“I think President Trump has really unlocked the possibility for the peace process by putting our troops on the table, as long as we just don’t withdraw them unilaterally,” says Andrew Wilder. Following President Trump’s clarification of the administration’s strategy during the State of the Union, Wilder shares his analysis of the ongoing peace process in Afghanistan.
Echoing his country’s leaders, Pakistan’s new ambassador to the United States, Asad Majeed Khan, affirmed that his government will take an across-the-board approach to controlling extremist groups without regard for their particular cause or connections.
In Afghanistan, a string of attacks has killed more than 130 people and wounded more than 300 in just over a week.
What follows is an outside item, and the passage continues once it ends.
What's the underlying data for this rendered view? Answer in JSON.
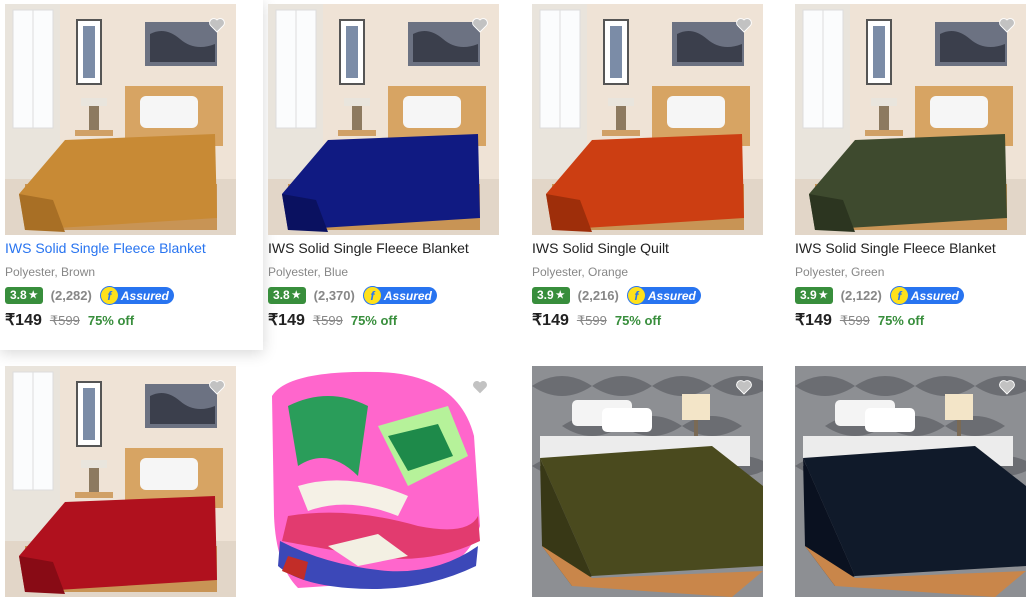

Targets included a busy downtown block near a government hospital, an international hotel, a military training academy, and the global charity Save the Children.
The senior U.S. diplomat for South and Central Asia, Ambassador Alice Wells, urged Afghanistan’s Taliban to take up last week’s offer by President Ashraf Ghani to hold direct peace negotiations. “It is a positive sign” that the Taliban have not rejected Ghani’s proposal, Wells said—and a planned regional conference in Tashkent this month should reinforce international pressure for the insurgent movement’s acceptance of peace talks.
President Trump’s blueprint for the U.S. role in Afghanistan broadly resembles that of prior administrations, correcting some previous errors while appearing likely to repeat others, USIP experts told journalists today.